__What the task asks__:
All lines below containing "name" are to be listed.

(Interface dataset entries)
_ _ _ _ _ _ _
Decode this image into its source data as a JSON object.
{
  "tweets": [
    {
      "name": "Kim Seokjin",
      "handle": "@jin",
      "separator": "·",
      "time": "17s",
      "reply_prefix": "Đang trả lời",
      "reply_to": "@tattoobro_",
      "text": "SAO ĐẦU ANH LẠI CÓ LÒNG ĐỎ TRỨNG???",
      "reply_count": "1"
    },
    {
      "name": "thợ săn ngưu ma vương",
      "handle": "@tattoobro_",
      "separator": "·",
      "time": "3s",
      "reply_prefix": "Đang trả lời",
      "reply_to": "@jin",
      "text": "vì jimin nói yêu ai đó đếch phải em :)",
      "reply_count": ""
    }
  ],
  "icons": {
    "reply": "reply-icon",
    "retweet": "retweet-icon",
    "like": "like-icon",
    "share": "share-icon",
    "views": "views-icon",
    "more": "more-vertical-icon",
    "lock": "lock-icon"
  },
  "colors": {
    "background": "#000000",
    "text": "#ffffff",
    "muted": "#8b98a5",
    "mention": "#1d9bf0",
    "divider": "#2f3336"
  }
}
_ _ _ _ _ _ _
__Answer to this problem__:
      "name": "Kim Seokjin",
      "name": "thợ săn ngưu ma vương",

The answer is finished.